John Fetterman had every reason in the world to be happy after November 8, 2022. He had just defeated Mehmet Oz in the most closely-watched and most expensive election of the year, and he was about to join the U.S. Senate representing the state of Pennsylvania.
But Fetterman, 53, didn’t feel like a winner. Still struggling with the effects a severe stroke he suffered that May, Fetterman was feeling particularly despondent after the attacks on his health in the closing days of the campaign and found himself feeling “firmly indifferent to living.”
This feeling, and the encouragement of his family, led Fetterman to admit himself to a hospital for treatment of depression. He returned to the Senate on April 16 following a six-week stay, with his depression in remission. Now, Fetterman is determined to discuss his mental health struggles with a candor and openness unusual in American politics.
“I don’t care if you’re a liberal or conservative, Republican or Democrat, we all can be depressed—and we all can get made healthier,” Fetterman told People. “Go to the doctor or whoever you’re able to. Address your depression. I was skeptical it would make anything better, but it did. It works. And I’m so grateful.”
Struggles with Depression
Although Fetterman, a Democrat, was widely considered the early frontrunner in his race against Republican challenger Oz, the polls narrowed in the final weeks of the campaign as the focus shifted to concerns about Fetterman’s health following his May 13 stroke.
Fetterman suffered with speech problems after the stroke, as well as auditory processing issues that required the use of transcription monitors during public appearances. He compared attacks during the campaign to having “a $100 million blow torch turned on you” and reached a low point after noticeably struggling during a televised debate with Oz on October 25.
Fetterman won the election by a 5 percent margin, marking the only Senate seat from the 2022 midterms to flip parties. But rather than alleviate his depression, Fetterman was feeling at his lowest point following the victory. He stopped eating and drinking, could barely leave bed, and his aides struggled to get the senator-elect to engage with his new job.
“After I won, I still felt that depression—like, I felt lost,” Fetterman told NPR. “I wasn’t elated. I wasn’t happy about it. I was relieved that it was over. But at the same time, I never had the opportunity to recover from the stroke, and I had depression, and a lot of just the stress and everything. [I] really wasn’t able to address it.”
After discussions with his wife, Gisele, and his children, Fetterman decided he had to do something “or it could end in the most awful way” he told People. He publicly admitted himself to the neuropsychiatry unit at Walter Reed National Military Medical Center on March 31.
Over the next 44 days, Fetterman underwent daily talk therapy, tested various medications, exercised, and worked to better understand his condition. Despite initial concern about how the public would react to his treatment, Fetterman was met with an outpouring of good will from colleagues and constituents, with some fellow Senators visiting him in the hospital.

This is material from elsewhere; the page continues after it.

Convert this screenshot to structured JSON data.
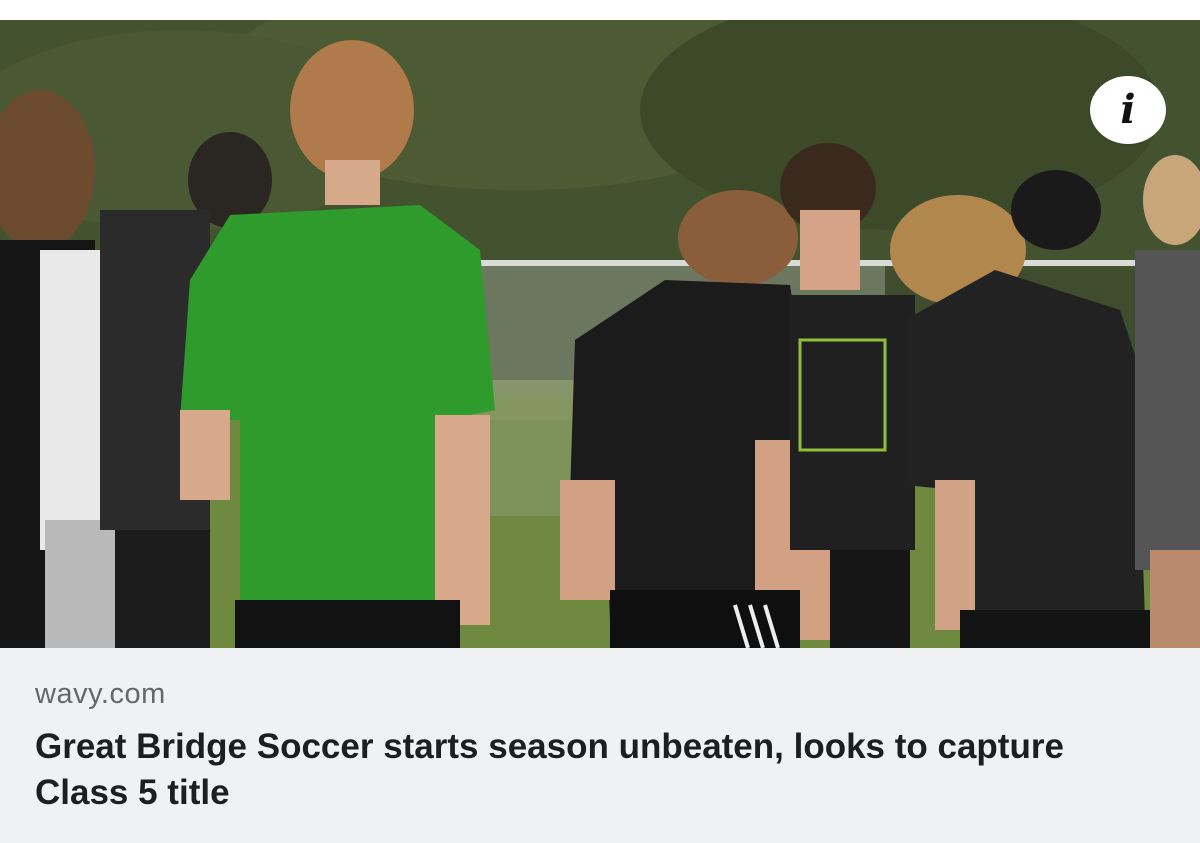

With his depression in remission, Fetterman left treatment feeling prepared for his new job in the Senate and was met with a standing ovation by the Democratic caucuses upon his return. Fetterman said he is now determined to “pay it forward” by speaking openly and frankly about mental health issues and urging others to seek out help like he did.
“Now that I am back, I’m really committed [to] letting people know: To anyone that has any of these feelings, there’s a path, and you can get better,” Fetterman told NPR. He also told The Washington Post: “If even one person can get help as a result, then that’s what I want to do.”
Lawmakers Speaking Out on Mental Illness
Celebrities in a variety of industries have spoken candidly about mental illness, including Simone Biles, Naomi Osaka, Selena Gomez, Meghan Markle, and Dwayne “The Rock” Johnson. But few in American politics have been as public and outspoken about their struggles with depression and mental illness. Still, Fetterman is not the first to speak out in this way.
Senator Tina Smith of Minnesota wrote an essay praising Fetterman for seeking help and discussed her own struggles with depression. “My experience taught me how important getting help can be,” she wrote. “And I also remember the experience of slowly emerging from depression: a little more energy every day.”
Representative Seth Moulton of Massachusetts publicly spoke about his struggles with post-traumatic stress disorder stemming from his military service in Iraq and co-led a proposal to expand mental health services to members of the military in 2019. The proposal currently remains before the House health committee.
Lynn Rivers, who represented Michigan in the U.S. House from 1995 to 2003, was the first openly bipolar member of Congress. She publicly disclosed her condition during her campaign in 1994 and has worked to be a model for people living with mental illness ever since.
New York Representative Ritchie Torres as also spoken candidly about his depression issues and antidepressant treatment and has advocated for improving access to mental health care services.
“I admire Sen. John Fetterman for openly seeking treatment for depression at Walter Reed,” Torres wrote in February. “Back in 2010, I was hospitalized for depression. I would not be alive, let alone in Congress, were it not for mental health care.”
Colin McEvoy joined the Biography.com staff in 2023, and before that had spent 16 years as a journalist, writer, and communications professional. He is the author of two true crime books: Love Me or Else and Fatal Jealousy. He is also an avid film buff, reader, and lover of great stories.